(Input data begins)
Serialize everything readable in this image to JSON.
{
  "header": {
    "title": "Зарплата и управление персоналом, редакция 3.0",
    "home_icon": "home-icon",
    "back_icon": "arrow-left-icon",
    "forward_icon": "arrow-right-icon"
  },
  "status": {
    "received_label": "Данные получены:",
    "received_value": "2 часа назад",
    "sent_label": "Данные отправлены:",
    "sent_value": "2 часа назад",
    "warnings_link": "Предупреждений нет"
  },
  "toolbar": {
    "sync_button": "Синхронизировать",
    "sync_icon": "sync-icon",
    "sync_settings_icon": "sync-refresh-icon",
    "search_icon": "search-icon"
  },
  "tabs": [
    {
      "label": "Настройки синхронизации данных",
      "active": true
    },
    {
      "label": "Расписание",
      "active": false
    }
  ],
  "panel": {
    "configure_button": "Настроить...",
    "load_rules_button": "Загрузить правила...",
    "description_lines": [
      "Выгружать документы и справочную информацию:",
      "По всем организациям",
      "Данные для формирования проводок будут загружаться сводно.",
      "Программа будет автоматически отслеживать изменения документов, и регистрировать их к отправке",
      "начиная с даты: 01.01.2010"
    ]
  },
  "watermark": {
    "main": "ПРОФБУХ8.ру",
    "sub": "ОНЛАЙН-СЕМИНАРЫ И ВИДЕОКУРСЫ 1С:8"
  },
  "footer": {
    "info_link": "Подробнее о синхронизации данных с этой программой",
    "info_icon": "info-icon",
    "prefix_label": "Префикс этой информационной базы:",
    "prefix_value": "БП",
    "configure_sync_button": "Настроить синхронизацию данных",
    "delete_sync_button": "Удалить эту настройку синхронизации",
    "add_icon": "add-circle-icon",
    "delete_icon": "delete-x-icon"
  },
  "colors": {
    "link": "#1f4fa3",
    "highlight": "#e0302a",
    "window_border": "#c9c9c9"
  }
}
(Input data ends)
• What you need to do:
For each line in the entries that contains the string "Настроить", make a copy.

• Answer to this task:
    "configure_button": "Настроить...",
    "configure_sync_button": "Настроить синхронизацию данных",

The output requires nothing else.